• **Description of the task**: From the entries that follow, report every line in which "blink" occurs.
*** Begin section ***
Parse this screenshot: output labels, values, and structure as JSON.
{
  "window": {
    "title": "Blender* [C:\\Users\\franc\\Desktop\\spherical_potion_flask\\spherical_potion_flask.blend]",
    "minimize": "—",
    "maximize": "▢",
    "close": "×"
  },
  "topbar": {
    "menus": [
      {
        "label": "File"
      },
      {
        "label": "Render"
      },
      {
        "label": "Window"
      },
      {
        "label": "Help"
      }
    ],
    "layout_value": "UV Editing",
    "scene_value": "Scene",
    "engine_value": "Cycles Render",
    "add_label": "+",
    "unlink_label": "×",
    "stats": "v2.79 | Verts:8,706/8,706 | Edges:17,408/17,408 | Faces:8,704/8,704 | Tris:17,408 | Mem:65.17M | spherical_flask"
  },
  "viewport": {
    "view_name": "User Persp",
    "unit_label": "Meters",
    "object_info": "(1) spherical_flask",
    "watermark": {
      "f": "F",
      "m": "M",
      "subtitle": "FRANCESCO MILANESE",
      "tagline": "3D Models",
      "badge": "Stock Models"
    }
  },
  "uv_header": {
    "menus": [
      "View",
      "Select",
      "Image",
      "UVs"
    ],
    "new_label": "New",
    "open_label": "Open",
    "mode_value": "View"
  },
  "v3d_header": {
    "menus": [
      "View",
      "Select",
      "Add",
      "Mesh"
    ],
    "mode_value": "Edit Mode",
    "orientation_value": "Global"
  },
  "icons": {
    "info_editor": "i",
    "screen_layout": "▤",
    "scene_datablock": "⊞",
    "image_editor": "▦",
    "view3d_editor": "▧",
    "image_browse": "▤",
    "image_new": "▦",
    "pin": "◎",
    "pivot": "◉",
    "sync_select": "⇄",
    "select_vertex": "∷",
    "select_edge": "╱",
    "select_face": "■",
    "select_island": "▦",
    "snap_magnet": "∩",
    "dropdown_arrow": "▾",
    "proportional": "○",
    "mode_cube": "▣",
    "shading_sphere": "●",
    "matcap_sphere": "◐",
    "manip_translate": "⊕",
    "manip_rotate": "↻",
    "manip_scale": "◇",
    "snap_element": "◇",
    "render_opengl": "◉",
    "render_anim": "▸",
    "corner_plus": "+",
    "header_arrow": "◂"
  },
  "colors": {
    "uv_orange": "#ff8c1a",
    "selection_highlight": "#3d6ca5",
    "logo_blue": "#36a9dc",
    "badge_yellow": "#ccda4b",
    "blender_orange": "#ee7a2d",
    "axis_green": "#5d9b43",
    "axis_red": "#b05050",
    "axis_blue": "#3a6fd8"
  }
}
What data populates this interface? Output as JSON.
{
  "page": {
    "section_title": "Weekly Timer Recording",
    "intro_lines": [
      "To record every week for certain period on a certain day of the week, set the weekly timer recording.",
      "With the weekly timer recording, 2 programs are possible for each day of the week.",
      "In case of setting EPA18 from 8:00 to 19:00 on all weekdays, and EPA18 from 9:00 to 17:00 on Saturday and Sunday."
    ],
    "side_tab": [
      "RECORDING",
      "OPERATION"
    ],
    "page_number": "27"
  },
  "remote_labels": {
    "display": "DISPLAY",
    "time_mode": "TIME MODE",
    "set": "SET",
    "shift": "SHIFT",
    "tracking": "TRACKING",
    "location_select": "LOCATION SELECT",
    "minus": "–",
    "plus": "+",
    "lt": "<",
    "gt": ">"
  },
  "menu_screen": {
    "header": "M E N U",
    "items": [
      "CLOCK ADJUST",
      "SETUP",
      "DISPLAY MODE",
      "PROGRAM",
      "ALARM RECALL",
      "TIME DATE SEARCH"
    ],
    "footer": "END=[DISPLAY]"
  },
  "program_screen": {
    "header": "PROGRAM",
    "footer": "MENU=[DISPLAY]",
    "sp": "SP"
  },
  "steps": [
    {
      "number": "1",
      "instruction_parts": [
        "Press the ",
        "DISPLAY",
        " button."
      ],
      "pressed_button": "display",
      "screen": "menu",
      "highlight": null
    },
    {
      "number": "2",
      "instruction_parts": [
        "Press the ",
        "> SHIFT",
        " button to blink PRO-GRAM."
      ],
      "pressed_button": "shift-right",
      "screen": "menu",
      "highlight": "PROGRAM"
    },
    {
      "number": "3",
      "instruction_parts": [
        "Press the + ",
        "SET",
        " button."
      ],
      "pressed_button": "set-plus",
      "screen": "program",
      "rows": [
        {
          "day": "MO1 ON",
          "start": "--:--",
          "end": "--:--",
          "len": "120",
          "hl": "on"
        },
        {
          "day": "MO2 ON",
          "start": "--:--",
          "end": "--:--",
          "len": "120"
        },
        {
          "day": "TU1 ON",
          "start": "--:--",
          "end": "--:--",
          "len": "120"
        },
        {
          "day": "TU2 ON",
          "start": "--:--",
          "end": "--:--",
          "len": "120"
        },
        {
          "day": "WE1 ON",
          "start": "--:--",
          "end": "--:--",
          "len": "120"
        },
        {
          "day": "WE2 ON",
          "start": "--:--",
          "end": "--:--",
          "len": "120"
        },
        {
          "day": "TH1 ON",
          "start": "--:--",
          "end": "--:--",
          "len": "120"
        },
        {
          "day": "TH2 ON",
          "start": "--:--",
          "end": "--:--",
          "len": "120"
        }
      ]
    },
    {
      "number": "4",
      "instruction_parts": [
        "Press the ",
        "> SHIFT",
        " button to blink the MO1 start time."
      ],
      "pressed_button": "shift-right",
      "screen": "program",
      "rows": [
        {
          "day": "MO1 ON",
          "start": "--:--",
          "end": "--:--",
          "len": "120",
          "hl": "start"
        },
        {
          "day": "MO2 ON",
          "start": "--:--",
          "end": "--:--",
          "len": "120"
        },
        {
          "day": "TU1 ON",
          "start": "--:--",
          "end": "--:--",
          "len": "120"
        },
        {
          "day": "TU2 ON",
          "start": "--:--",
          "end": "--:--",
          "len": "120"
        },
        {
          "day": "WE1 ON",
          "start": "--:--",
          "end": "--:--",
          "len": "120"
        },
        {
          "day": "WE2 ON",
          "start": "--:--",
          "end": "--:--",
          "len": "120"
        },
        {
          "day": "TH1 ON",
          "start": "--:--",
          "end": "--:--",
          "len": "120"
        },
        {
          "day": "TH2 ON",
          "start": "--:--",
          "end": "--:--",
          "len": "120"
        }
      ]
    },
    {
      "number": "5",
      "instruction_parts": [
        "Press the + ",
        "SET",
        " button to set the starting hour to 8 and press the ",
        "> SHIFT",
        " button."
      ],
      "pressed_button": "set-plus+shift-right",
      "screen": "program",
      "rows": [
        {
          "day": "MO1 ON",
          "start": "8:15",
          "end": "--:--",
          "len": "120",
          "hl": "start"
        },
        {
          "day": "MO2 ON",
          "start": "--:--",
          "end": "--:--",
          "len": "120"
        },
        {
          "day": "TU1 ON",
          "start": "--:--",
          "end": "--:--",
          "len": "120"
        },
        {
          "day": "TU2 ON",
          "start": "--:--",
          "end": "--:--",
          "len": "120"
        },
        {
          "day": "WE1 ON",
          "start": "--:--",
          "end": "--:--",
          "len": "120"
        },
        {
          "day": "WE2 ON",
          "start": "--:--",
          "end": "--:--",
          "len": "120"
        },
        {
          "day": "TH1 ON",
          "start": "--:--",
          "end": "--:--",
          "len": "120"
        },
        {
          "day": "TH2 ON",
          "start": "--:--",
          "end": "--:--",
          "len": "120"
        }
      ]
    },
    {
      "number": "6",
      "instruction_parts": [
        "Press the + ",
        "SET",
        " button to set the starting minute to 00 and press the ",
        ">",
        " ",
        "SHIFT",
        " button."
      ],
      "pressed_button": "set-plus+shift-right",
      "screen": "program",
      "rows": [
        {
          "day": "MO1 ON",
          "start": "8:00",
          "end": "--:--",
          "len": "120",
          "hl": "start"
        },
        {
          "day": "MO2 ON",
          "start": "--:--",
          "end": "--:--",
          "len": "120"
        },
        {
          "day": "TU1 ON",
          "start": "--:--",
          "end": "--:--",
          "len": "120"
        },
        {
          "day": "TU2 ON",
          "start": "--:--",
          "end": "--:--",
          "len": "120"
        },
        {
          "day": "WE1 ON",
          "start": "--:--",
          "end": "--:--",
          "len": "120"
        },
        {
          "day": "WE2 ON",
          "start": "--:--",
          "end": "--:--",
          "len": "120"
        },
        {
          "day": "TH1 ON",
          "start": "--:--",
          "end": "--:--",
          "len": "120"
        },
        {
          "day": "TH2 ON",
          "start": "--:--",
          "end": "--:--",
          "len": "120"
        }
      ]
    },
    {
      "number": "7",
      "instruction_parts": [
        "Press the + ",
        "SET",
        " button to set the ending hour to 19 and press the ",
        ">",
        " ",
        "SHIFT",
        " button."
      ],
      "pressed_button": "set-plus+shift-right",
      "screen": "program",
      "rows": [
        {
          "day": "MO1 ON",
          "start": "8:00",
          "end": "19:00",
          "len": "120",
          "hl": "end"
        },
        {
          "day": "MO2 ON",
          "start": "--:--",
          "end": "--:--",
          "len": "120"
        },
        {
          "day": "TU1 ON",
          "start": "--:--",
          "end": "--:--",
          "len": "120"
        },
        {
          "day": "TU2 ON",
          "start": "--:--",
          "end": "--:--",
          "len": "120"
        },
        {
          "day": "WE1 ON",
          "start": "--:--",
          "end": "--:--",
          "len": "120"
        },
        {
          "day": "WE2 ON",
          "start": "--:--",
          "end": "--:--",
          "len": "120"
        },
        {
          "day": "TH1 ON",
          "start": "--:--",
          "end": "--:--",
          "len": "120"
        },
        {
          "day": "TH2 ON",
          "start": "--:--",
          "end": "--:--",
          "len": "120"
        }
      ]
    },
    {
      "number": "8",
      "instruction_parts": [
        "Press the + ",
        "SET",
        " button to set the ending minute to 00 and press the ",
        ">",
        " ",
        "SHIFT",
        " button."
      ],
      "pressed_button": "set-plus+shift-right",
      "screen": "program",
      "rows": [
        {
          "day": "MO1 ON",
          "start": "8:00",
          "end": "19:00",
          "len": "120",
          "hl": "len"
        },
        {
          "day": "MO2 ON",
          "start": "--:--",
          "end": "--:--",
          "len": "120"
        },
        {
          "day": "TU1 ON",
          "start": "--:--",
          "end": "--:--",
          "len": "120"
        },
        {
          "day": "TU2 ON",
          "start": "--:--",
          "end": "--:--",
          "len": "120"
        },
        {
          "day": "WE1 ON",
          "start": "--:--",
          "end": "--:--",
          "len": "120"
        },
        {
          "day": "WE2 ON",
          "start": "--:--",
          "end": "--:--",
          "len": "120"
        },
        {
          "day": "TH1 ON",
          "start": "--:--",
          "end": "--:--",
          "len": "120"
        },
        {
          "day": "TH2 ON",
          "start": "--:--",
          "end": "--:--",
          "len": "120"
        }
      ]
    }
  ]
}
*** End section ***
• **Answer to the problem**:
        " button to blink PRO-GRAM."
        " button to blink the MO1 start time."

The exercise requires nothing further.